I’ve spent the last hour furiously backing up the photos, mail, address book, time log, GarageBand mixes, notes, and other stuff I thought I’d lost forever.

Good: Having FileSalvage recover your lost files.
Better: Having the drive mount and not even needing FileSalvage!

Update Feb 24: I went back and tried to get a couple less critical things off the drive today and it’s back to being dead. Good thing I got off what I could the other day.

Crash of '05: Followup

The replacement drive has been working fine after the old one crashed last month, but it’s been bugging me that there were some files that I couldn’t recover, like some family photos taken around Halloween.
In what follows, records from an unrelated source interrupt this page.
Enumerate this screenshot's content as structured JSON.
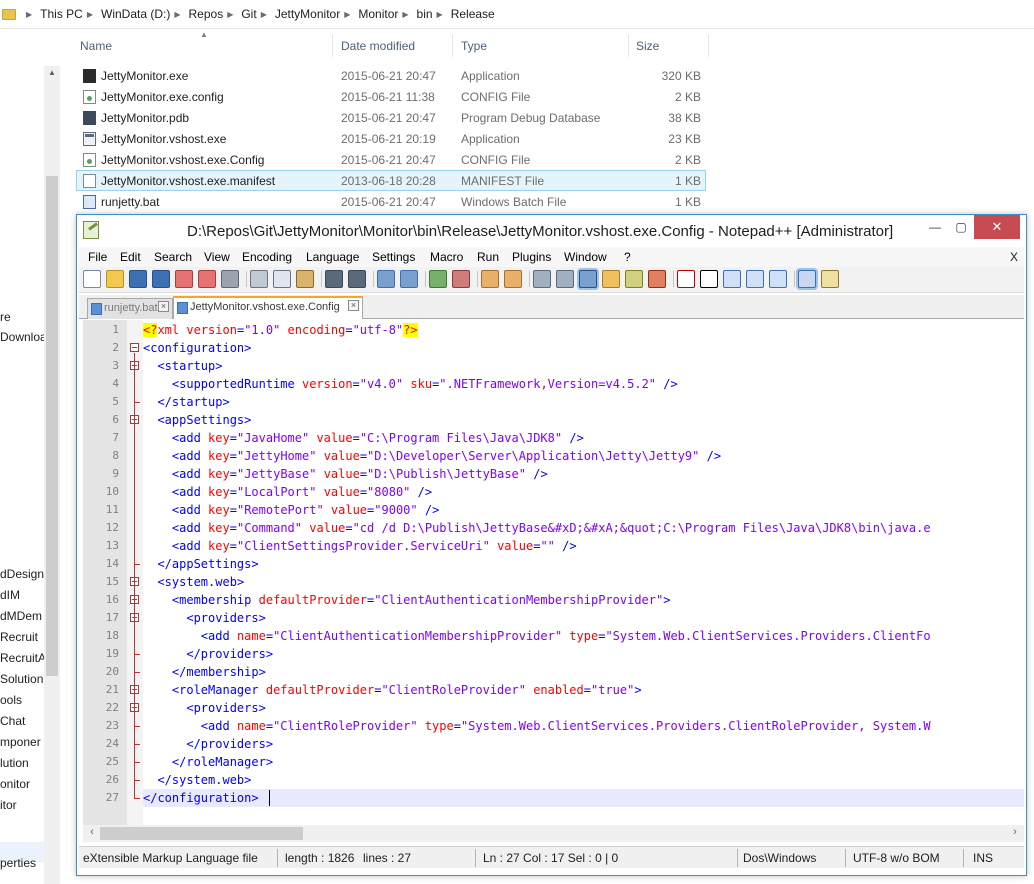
{
  "explorer": {
    "breadcrumb": [
      "This PC",
      "WinData (D:)",
      "Repos",
      "Git",
      "JettyMonitor",
      "Monitor",
      "bin",
      "Release"
    ],
    "columns": {
      "name": "Name",
      "date": "Date modified",
      "type": "Type",
      "size": "Size"
    },
    "files": [
      {
        "name": "JettyMonitor.exe",
        "date": "2015-06-21 20:47",
        "type": "Application",
        "size": "320 KB",
        "icon": "exe-icon"
      },
      {
        "name": "JettyMonitor.exe.config",
        "date": "2015-06-21 11:38",
        "type": "CONFIG File",
        "size": "2 KB",
        "icon": "config-file-icon"
      },
      {
        "name": "JettyMonitor.pdb",
        "date": "2015-06-21 20:47",
        "type": "Program Debug Database",
        "size": "38 KB",
        "icon": "pdb-file-icon"
      },
      {
        "name": "JettyMonitor.vshost.exe",
        "date": "2015-06-21 20:19",
        "type": "Application",
        "size": "23 KB",
        "icon": "application-icon"
      },
      {
        "name": "JettyMonitor.vshost.exe.Config",
        "date": "2015-06-21 20:47",
        "type": "CONFIG File",
        "size": "2 KB",
        "icon": "config-file-icon"
      },
      {
        "name": "JettyMonitor.vshost.exe.manifest",
        "date": "2013-06-18 20:28",
        "type": "MANIFEST File",
        "size": "1 KB",
        "icon": "manifest-file-icon"
      },
      {
        "name": "runjetty.bat",
        "date": "2015-06-21 20:47",
        "type": "Windows Batch File",
        "size": "1 KB",
        "icon": "batch-file-icon"
      }
    ],
    "nav_items": [
      "re",
      "Downloa",
      "dDesign",
      "dIM",
      "dMDem",
      "Recruit",
      "RecruitAı",
      "Solution",
      "ools",
      "Chat",
      "mponer",
      "lution",
      "onitor",
      "itor",
      "perties"
    ]
  },
  "notepad": {
    "title": "D:\\Repos\\Git\\JettyMonitor\\Monitor\\bin\\Release\\JettyMonitor.vshost.exe.Config - Notepad++ [Administrator]",
    "window_buttons": {
      "minimize": "—",
      "maximize": "▢",
      "close": "✕"
    },
    "menu": [
      "File",
      "Edit",
      "Search",
      "View",
      "Encoding",
      "Language",
      "Settings",
      "Macro",
      "Run",
      "Plugins",
      "Window",
      "?"
    ],
    "menu_close": "X",
    "tabs": [
      {
        "label": "runjetty.bat",
        "active": false
      },
      {
        "label": "JettyMonitor.vshost.exe.Config",
        "active": true
      }
    ],
    "line_numbers": [
      "1",
      "2",
      "3",
      "4",
      "5",
      "6",
      "7",
      "8",
      "9",
      "10",
      "11",
      "12",
      "13",
      "14",
      "15",
      "16",
      "17",
      "18",
      "19",
      "20",
      "21",
      "22",
      "23",
      "24",
      "25",
      "26",
      "27"
    ],
    "code": [
      "<?xml version=\"1.0\" encoding=\"utf-8\"?>",
      "<configuration>",
      "  <startup>",
      "    <supportedRuntime version=\"v4.0\" sku=\".NETFramework,Version=v4.5.2\" />",
      "  </startup>",
      "  <appSettings>",
      "    <add key=\"JavaHome\" value=\"C:\\Program Files\\Java\\JDK8\" />",
      "    <add key=\"JettyHome\" value=\"D:\\Developer\\Server\\Application\\Jetty\\Jetty9\" />",
      "    <add key=\"JettyBase\" value=\"D:\\Publish\\JettyBase\" />",
      "    <add key=\"LocalPort\" value=\"8080\" />",
      "    <add key=\"RemotePort\" value=\"9000\" />",
      "    <add key=\"Command\" value=\"cd /d D:\\Publish\\JettyBase&#xD;&#xA;&quot;C:\\Program Files\\Java\\JDK8\\bin\\java.e",
      "    <add key=\"ClientSettingsProvider.ServiceUri\" value=\"\" />",
      "  </appSettings>",
      "  <system.web>",
      "    <membership defaultProvider=\"ClientAuthenticationMembershipProvider\">",
      "      <providers>",
      "        <add name=\"ClientAuthenticationMembershipProvider\" type=\"System.Web.ClientServices.Providers.ClientFo",
      "      </providers>",
      "    </membership>",
      "    <roleManager defaultProvider=\"ClientRoleProvider\" enabled=\"true\">",
      "      <providers>",
      "        <add name=\"ClientRoleProvider\" type=\"System.Web.ClientServices.Providers.ClientRoleProvider, System.W",
      "      </providers>",
      "    </roleManager>",
      "  </system.web>",
      "</configuration>"
    ],
    "current_line": 27,
    "status": {
      "file_type": "eXtensible Markup Language file",
      "length": "length : 1826",
      "lines": "lines : 27",
      "position": "Ln : 27    Col : 17    Sel : 0 | 0",
      "eol": "Dos\\Windows",
      "encoding": "UTF-8 w/o BOM",
      "mode": "INS"
    },
    "colors": {
      "tag": "#0000ff",
      "attr": "#ff0000",
      "value": "#8000ff",
      "accent_tab": "#f5a623",
      "close_button": "#c74b50"
    }
  }
}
Yesterday I bought FileSalvage, a program that promised to scan the bad drive and recover what it could, but it had problems working with the damaged drive (10megs scanned after 3 hours).
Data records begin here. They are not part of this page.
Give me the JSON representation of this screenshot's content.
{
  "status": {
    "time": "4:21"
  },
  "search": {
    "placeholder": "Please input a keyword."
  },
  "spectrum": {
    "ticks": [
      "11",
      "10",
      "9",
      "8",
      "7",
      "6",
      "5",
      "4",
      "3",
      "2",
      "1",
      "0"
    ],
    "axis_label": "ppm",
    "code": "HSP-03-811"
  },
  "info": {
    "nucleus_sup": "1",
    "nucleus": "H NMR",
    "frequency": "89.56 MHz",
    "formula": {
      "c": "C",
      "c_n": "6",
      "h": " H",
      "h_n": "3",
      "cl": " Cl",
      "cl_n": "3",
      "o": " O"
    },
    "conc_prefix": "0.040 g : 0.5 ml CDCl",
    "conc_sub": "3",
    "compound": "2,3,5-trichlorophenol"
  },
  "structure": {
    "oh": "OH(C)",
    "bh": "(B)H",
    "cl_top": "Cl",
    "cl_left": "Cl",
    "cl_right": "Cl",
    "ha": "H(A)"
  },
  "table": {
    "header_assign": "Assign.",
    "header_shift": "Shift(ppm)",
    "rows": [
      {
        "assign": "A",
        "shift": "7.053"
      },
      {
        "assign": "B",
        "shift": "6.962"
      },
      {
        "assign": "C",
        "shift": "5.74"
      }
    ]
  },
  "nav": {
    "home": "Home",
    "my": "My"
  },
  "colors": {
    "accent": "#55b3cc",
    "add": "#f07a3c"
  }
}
I put on my geek hat and discovered that Unix’s “dd” command can be used to copy raw disk blocks from the damaged drive to a spare partition, a couple gigs worth at a time. It took about an hour to copy the first chunk, and FileSalvage then recovered a bunch of stuff off of it, including 4 of the missing photos. Encouraged, I continued with the next chunk, and an hour later I’d recovered fifty of the family photos! It will take over 20 hours to recover the drive at this point, but it’s something I can do at my leisure, as time permits, and while it’s working I can be doing other things. I see now why DriveSavers charges two grand or more to do this!

iLife 05 arrives!
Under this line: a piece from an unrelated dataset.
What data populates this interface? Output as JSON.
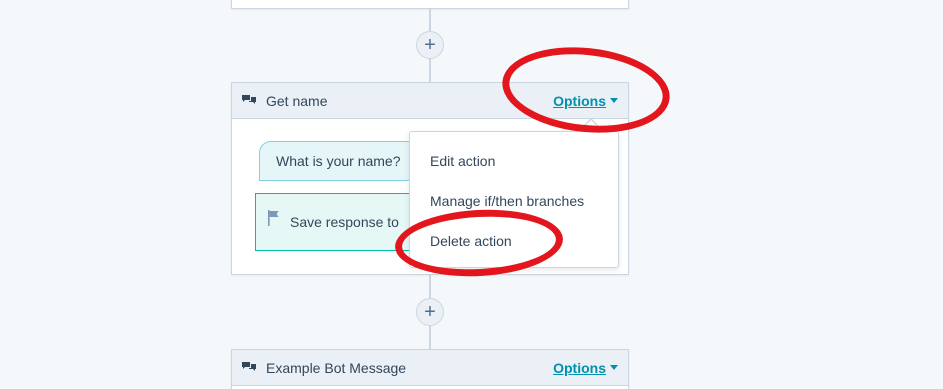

When I got back home tonite I discovered that the new iLife 05 had arrived. It took a few minutes to install, and I played a bit with the new GarageBand. It seems a little faster, and I really like the new transcription feature (notes on a staff). Put together a few measures of layered rock, remembering how easy it is to do that (it’s been a month since I’ved played with it).

iPhoto has a cool new feature where you can use a calendar to display all the photos in a given month, or on a given day. I hear it will keep track of movie clips, but I didn’t get a chance to try that out.

And iMove and iDVD look like they have some nifty new features, but I’m saving playing with those til I have a few hours to spare.

Sweet spots and tipping points

The big news in the Apple world this week is the new iPod shuffle and the iMac mini. This is big news because Apple has always been perceived as having innovative but expensive products, and these two new products are positioned in the mass-market sweet spot. There’s a great illustration of that here.

Lots of people lust after an iPod, but $250 can be tough to justify. The $99 “iPod shuffle” is nearly an impulse buy. After it was announced, one Apple Store sold out of 2,000 Shuffles in just four hours — a lot of people bought one for themselves plus one (or more!) for friends. I think Apple has a hit here.

The iMac mini is going to be hot also (it doesn’t ship until Jan 22). So many people are sick of dealing with Windows issues, viruses, spyware, etc, that they’re looking for reasons to use something else. And I think more than a few of them will be thinking seriously about getting a $500 Mac, since they already have a monitor, keyboard and mouse. It comes with a lot of software, and they can always buy Microsoft Office for the Mac if they need it.

I’m happy with my iPod and PowerBook, so these announcements won’t affect me, but I have preordered iLife 05 for the new and improved GarageBand so I can make more music!

Back to normal

…or at least a convincing imitation :)

The PowerBook has been up and running for a few days now, and Barry and I had a productive day at House-Mouse yesterday.

I’m realizing that networks helped save a lot of my important files. My client sites were backups for me (just as I am a backup for them). And all the songs I bought over the past two years from the iTunes Music Store were backed up on the music server and the iPod.

Those backups weren’t created consciously, they just happened as part of what I normally do. But because the network is there (both our house network and the internet), it would be easy to make backup copies of important files, I just need to remember to do that.

I haven’t totally realized yet that my computer extends far beyond the physical box I carry around with me; Its reach extends to the other computers in the house, and elsewhere on the internet.